In the 19th century, TB’s high mortality rate among young and middle-aged adults and the surge of Romanticism, which stressed feeling over reason, caused many to refer to the disease as the “romantic disease”.

What does heaf test grade 2 mean?

The reading of the Heaf test was defined by a scale: Negative – No induration, maybe six minute puncture scars. Grade 1 – four to six papules (also considered negative) Grade 2 – Confluent papules form indurated ring (positive) Grade 3 – Central filling to form disc (positive)

How long does TB vaccine last?

A systematic review conducted in 2012 found that BCG was effective against TB for 10 to 15 years.

What vaccine was given with a gun?

1967: Nicaraguans undergoing smallpox vaccinations nicknamed the gun-like jet injectors (Ped-O-Jet and Med-E-Jet) as “la pistola de la paz”, meaning “the pistol of peace”.

What should I do if I don’t have a BCG scar?

The formation of the BCG vaccine scar is not necessary. It usually takes 3 to 6 months for the scar to form. If there is no scar, one needs to do Mantoux test. If negative, one should give repeat BCG.

What does Mantoux test mean?

The Mantoux tuberculin skin test (TST) is one method of determining whether a person is infected with Mycobacterium tuberculosis. Reliable administration and reading of the TST requires standardization of procedures, training, supervision, and practice.

What was six needles injection?

The 6-in-1 vaccine used in the UK gives protection against these six serious diseases: diphtheria, tetanus, whooping cough (pertussis), polio, Hib disease (Haemophilus influenzae type b) and hepatitis B.

Is there a vaccine for TB?

Bacille Calmette-Guérin (BCG) is a vaccine for tuberculosis (TB) disease. This vaccine is not widely used in the United States, but it is often given to infants and small children in other countries where TB is common. BCG does not always protect people from getting TB.

Is BCG vaccine compulsory in UK?

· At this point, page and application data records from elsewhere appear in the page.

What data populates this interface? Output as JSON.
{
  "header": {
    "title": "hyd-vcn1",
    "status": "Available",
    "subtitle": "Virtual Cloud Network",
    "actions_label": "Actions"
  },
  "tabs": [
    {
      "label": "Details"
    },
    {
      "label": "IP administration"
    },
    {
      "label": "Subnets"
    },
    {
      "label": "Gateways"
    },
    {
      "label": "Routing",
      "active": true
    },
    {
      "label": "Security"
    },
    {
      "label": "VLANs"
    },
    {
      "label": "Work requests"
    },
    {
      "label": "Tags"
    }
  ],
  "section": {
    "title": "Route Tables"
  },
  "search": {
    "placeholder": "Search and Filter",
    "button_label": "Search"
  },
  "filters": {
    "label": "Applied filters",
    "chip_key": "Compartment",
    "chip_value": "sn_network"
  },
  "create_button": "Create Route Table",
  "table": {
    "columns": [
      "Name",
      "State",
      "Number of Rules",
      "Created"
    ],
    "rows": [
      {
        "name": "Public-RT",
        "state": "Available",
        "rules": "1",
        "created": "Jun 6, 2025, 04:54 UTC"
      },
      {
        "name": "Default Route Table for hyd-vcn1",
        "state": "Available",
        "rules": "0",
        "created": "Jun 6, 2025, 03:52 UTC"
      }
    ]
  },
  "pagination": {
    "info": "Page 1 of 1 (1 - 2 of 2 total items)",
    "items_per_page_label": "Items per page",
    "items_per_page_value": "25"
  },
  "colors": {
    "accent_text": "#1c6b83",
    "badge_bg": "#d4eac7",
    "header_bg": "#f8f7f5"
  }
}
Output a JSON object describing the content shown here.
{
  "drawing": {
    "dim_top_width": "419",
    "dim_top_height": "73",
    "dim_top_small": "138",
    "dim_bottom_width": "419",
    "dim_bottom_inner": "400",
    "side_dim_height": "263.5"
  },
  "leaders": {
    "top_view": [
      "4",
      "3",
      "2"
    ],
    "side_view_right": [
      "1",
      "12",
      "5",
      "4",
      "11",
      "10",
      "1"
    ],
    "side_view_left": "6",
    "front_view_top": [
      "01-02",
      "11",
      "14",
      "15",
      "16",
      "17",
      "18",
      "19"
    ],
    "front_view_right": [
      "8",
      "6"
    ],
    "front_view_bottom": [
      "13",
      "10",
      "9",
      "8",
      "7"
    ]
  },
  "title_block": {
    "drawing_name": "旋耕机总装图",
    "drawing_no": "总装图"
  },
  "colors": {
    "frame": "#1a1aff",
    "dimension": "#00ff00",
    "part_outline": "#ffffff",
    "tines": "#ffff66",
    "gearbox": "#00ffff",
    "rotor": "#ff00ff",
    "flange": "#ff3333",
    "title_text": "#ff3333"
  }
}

BCG vaccination is only recommended on the NHS for babies, children and adults under the age of 35 who are at risk of catching tuberculosis (TB). There’s no evidence the BCG vaccine works for people over the age of 35.

Why is the TB vaccine not given in the US?

However, BCG is not generally recommended for use in the United States because of the low risk of infection with Mycobacterium tuberculosis, the variable effectiveness of the vaccine against adult pulmonary TB, and the vaccine’s potential interference with tuberculin skin test reactivity.

How long does BCG stay in your system?

These can last for 2 to 3 days after treatment. It also commonly causes a burning feeling in the bladder, the need to urinate often, and even blood in the urine. Rarely, BCG can spread into the blood and through the body, leading to a serious infection.

What is the 6 pricks for?

The Heaf test is a diagnostic skin test performed in order to determine whether or not a child has been exposed to tuberculosis. … The Heaf test may be informally referred to as the six pricks, as it gives six individual injections.

Are BCG vaccines still given?

The BCG vaccine (which stands for Bacillus Calmette-Guérin vaccine) is not given as part of the routine NHS vaccination schedule. It’s given on the NHS only when a child or adult is thought to have an increased risk of coming into contact with TB.

Why is BCG given in left arm?

The vaccine is given just under the skin (intradermally), usually in the left upper arm. This is the recommended site, so that small scar left after vaccination can be easily found in the future as evidence of previous vaccination.